AIM OF THE TASK ::
Below are entries; work out how many of their lines include the string "date", and reply with the number only.

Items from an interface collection
++++
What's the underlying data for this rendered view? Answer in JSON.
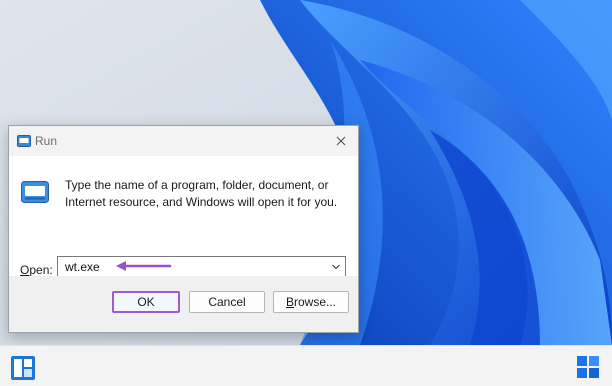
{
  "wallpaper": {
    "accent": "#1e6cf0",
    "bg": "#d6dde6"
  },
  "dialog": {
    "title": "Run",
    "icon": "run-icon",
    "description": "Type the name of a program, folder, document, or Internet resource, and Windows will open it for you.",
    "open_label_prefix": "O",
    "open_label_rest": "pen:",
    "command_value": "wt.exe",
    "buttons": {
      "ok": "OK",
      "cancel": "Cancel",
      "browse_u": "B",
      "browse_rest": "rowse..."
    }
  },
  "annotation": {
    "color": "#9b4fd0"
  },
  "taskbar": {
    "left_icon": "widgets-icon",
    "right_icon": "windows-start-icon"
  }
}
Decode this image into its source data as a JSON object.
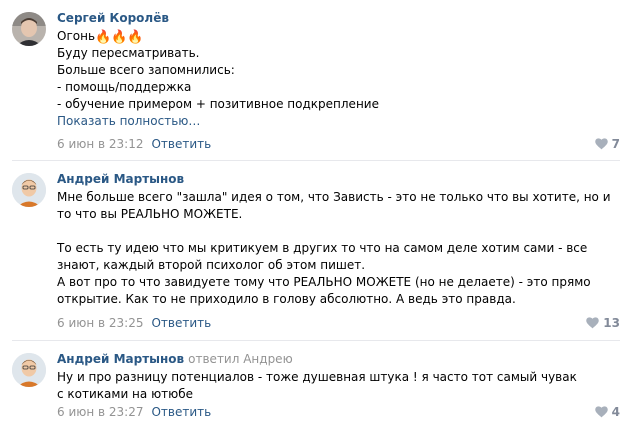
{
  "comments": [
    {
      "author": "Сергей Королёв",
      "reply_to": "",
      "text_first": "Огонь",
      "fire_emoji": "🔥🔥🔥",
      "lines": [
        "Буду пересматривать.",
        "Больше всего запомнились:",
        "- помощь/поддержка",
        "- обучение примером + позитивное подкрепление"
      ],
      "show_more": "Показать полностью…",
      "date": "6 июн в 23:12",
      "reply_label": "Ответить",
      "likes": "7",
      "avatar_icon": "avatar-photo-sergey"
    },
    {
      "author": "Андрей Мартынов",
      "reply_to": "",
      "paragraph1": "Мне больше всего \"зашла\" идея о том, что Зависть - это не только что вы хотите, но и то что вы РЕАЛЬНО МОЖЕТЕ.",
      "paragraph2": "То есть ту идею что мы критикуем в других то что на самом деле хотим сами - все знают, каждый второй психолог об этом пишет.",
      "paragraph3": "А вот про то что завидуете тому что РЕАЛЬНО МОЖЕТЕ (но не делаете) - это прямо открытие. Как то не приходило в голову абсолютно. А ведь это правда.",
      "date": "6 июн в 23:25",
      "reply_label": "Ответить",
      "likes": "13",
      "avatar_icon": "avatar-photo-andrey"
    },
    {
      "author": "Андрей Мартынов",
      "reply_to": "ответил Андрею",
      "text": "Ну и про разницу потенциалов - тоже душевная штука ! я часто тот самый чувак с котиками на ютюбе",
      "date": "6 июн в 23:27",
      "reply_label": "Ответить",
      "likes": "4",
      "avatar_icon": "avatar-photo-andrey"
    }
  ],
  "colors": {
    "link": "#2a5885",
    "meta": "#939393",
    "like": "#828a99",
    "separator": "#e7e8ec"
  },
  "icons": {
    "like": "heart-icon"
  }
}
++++
RESULT ::
3